[Items from a dataset]
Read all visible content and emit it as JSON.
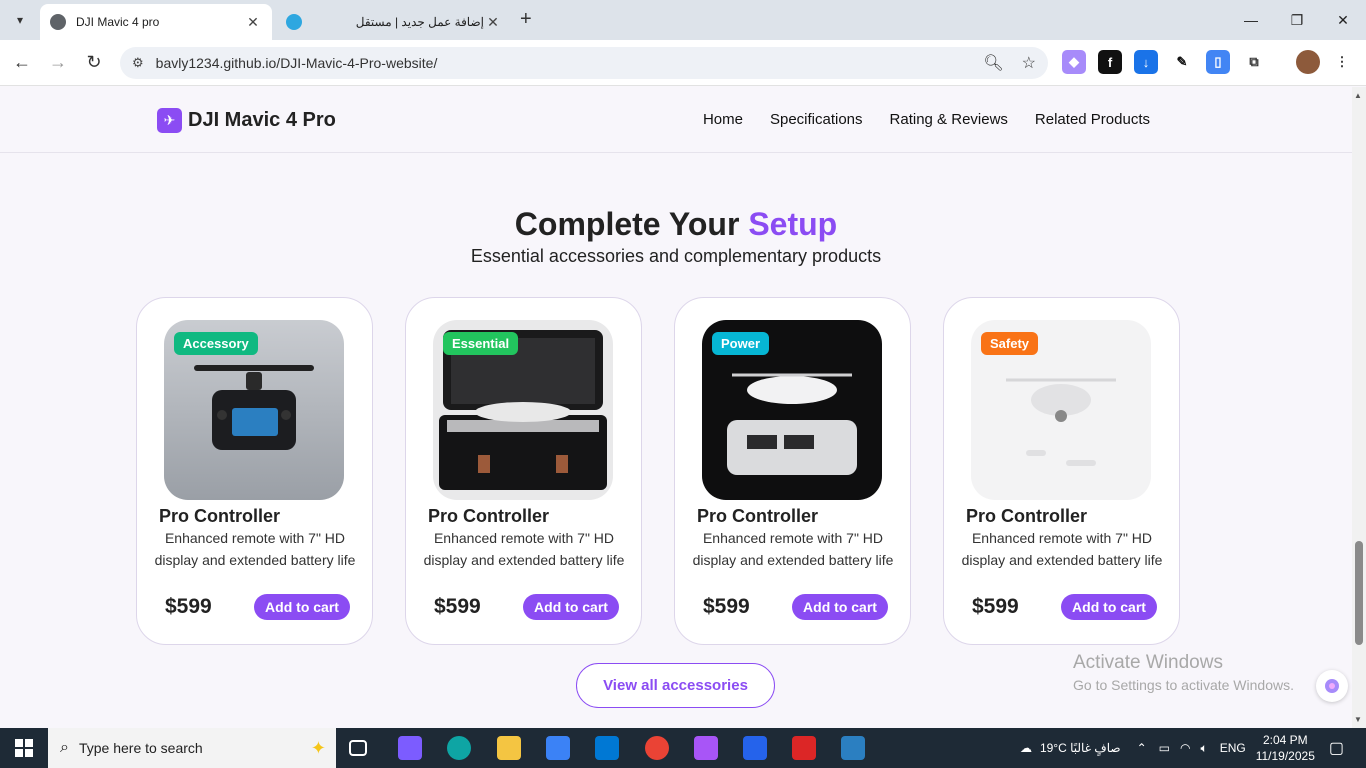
{
  "browser": {
    "tabs": [
      {
        "title": "DJI Mavic 4 pro",
        "active": true
      },
      {
        "title": "إضافة عمل جديد | مستقل",
        "active": false
      }
    ],
    "url": "bavly1234.github.io/DJI-Mavic-4-Pro-website/"
  },
  "header": {
    "logo_text": "DJI Mavic 4 Pro",
    "nav": [
      "Home",
      "Specifications",
      "Rating & Reviews",
      "Related Products"
    ]
  },
  "section": {
    "title_main": "Complete Your ",
    "title_accent": "Setup",
    "subtitle": "Essential accessories and complementary products"
  },
  "products": [
    {
      "badge": "Accessory",
      "badge_color": "#10b981",
      "name": "Pro Controller",
      "desc": "Enhanced remote with 7\" HD display and extended battery life",
      "price": "$599",
      "cta": "Add to cart"
    },
    {
      "badge": "Essential",
      "badge_color": "#22c55e",
      "name": "Pro Controller",
      "desc": "Enhanced remote with 7\" HD display and extended battery life",
      "price": "$599",
      "cta": "Add to cart"
    },
    {
      "badge": "Power",
      "badge_color": "#06b6d4",
      "name": "Pro Controller",
      "desc": "Enhanced remote with 7\" HD display and extended battery life",
      "price": "$599",
      "cta": "Add to cart"
    },
    {
      "badge": "Safety",
      "badge_color": "#f97316",
      "name": "Pro Controller",
      "desc": "Enhanced remote with 7\" HD display and extended battery life",
      "price": "$599",
      "cta": "Add to cart"
    }
  ],
  "view_all": "View all accessories",
  "activation": {
    "line1": "Activate Windows",
    "line2": "Go to Settings to activate Windows."
  },
  "taskbar": {
    "search_placeholder": "Type here to search",
    "weather": "19°C  صافٍ غالبًا",
    "lang": "ENG",
    "time": "2:04 PM",
    "date": "11/19/2025"
  },
  "colors": {
    "accent": "#8b4cf3"
  }
}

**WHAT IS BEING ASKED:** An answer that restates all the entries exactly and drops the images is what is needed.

**EXERCISE OUTPUT:**
Read all visible content and emit it as JSON.
{
  "browser": {
    "tabs": [
      {
        "title": "DJI Mavic 4 pro",
        "active": true
      },
      {
        "title": "إضافة عمل جديد | مستقل",
        "active": false
      }
    ],
    "url": "bavly1234.github.io/DJI-Mavic-4-Pro-website/"
  },
  "header": {
    "logo_text": "DJI Mavic 4 Pro",
    "nav": [
      "Home",
      "Specifications",
      "Rating & Reviews",
      "Related Products"
    ]
  },
  "section": {
    "title_main": "Complete Your ",
    "title_accent": "Setup",
    "subtitle": "Essential accessories and complementary products"
  },
  "products": [
    {
      "badge": "Accessory",
      "badge_color": "#10b981",
      "name": "Pro Controller",
      "desc": "Enhanced remote with 7\" HD display and extended battery life",
      "price": "$599",
      "cta": "Add to cart"
    },
    {
      "badge": "Essential",
      "badge_color": "#22c55e",
      "name": "Pro Controller",
      "desc": "Enhanced remote with 7\" HD display and extended battery life",
      "price": "$599",
      "cta": "Add to cart"
    },
    {
      "badge": "Power",
      "badge_color": "#06b6d4",
      "name": "Pro Controller",
      "desc": "Enhanced remote with 7\" HD display and extended battery life",
      "price": "$599",
      "cta": "Add to cart"
    },
    {
      "badge": "Safety",
      "badge_color": "#f97316",
      "name": "Pro Controller",
      "desc": "Enhanced remote with 7\" HD display and extended battery life",
      "price": "$599",
      "cta": "Add to cart"
    }
  ],
  "view_all": "View all accessories",
  "activation": {
    "line1": "Activate Windows",
    "line2": "Go to Settings to activate Windows."
  },
  "taskbar": {
    "search_placeholder": "Type here to search",
    "weather": "19°C  صافٍ غالبًا",
    "lang": "ENG",
    "time": "2:04 PM",
    "date": "11/19/2025"
  },
  "colors": {
    "accent": "#8b4cf3"
  }
}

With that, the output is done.